Canton Morning News July 11, 1906.  Extradition Papers.“Columbus, Ohio., July 10—Extradition papers have been issued by Governor Harris on the governor of New York for the return of William Fagin, under arrest at Buffalo, charged with forgery.” 

Elkhart Daily Review, July 12, 1906.  “William Fagin, a graduate of Notre Dame, and who married Sadie Harris of South Bend, from whom he was divorced, is under arrest in Buffalo charged with $200 forgery in Gallipolis, Ohio, where he flourished under the name of Hargraves, and left a trail of broken hearts as well as hopeless creditors.”  He forged the name of Jennie Dunn. 

Oddly, the Scholastic reported this, on 9/21/1907:  “E. E. Brennan ’97, and W. A. Fagan ’97 are both located in Butte, Mont. The ‘Judge’ is doing a thriving law business, while ‘Billy’ is handling some big real estate deals.”  W.A. Fagan and company was his employment.  His dad ran a real estate company in Schenectady for 40 years.

Meanwhile, Billy’s dad was having problems of his own.  The Rochester (NY) Democrat and Chronicle reported, on December 11, 1902, that Hugh J. Fagan was “Accused of Larceny”.  The subhead was “Prominent Schenectady Man Charged with Grand Larceny.”  The elder Fagan allegedly stole $800, the life savings of Mrs. Joseph Adamazak, one of his property tenants. 

 On January 17 1903, the Buffalo Courier reported that Fagan claimed he was being blackmailed by this woman.  Both articles claimed that Hugh Fagan was well known in “society circles” and his arrest caused a sensation in the community where he was a “prominent real estate dealer and a member of one of the first families” of Schenectady.  Despite scouring all the papers in this area, I have been unable to find any resolution of this Hugh Fagan matter. 

The Charles Dickens character of Fagin was a physically unappealing man, unlike the dashing “Billy” Hargraves/Fagin/Fagan, but he was also a con man, forcing young boys and orphans to steal for him. 

Both Fagan’s are buried in St. John the Baptist Cemetery in Schenectady, NY.

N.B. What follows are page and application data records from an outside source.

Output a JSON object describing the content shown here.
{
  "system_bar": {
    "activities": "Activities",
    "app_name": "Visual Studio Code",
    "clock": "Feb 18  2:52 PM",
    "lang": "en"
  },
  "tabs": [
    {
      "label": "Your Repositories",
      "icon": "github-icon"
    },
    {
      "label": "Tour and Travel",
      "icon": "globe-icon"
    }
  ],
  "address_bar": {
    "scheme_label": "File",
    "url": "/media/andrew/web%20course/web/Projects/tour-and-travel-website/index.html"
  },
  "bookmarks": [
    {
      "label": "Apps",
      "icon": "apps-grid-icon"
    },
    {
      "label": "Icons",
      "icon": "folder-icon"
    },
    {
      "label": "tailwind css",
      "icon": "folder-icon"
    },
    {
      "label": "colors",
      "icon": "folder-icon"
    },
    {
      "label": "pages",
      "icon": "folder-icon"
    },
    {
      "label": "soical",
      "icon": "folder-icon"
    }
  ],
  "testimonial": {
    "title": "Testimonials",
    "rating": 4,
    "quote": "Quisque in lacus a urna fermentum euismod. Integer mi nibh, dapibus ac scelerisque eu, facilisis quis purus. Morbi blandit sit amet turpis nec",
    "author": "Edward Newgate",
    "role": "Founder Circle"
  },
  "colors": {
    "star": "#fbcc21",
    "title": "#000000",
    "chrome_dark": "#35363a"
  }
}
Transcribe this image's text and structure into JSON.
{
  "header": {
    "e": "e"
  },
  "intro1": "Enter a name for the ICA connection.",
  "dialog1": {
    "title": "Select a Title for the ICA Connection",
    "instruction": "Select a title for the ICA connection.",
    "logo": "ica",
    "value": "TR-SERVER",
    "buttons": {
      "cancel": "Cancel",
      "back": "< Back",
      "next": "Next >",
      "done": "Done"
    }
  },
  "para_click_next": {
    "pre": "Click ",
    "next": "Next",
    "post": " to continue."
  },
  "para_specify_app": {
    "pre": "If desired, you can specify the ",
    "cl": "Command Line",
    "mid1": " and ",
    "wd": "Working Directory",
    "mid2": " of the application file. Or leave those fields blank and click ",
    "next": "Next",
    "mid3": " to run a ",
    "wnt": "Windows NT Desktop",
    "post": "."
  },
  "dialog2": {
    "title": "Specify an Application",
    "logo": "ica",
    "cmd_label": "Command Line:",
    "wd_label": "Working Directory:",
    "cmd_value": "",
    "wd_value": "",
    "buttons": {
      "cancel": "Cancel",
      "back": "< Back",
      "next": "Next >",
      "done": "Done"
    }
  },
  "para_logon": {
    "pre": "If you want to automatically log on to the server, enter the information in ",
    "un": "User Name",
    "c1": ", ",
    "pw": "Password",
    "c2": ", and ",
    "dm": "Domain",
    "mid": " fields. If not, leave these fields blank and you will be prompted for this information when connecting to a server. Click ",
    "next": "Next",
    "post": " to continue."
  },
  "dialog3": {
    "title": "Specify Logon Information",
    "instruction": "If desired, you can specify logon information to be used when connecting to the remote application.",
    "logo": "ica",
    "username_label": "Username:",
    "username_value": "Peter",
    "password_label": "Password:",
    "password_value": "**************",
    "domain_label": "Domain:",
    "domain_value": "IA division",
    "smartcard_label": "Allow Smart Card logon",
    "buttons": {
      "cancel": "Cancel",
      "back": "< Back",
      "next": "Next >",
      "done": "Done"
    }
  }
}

When I began this research I had one simple goal …. to learn who scored all of Notre Dame’s points in those first 197 games.  Then I succumbed to a recurring ailment, which I call “tangentitis” …I get so immersed in things that I venture off into multiple tangents.  I’m not OCD, but I’m in the neighborhood.

Thanks for reading.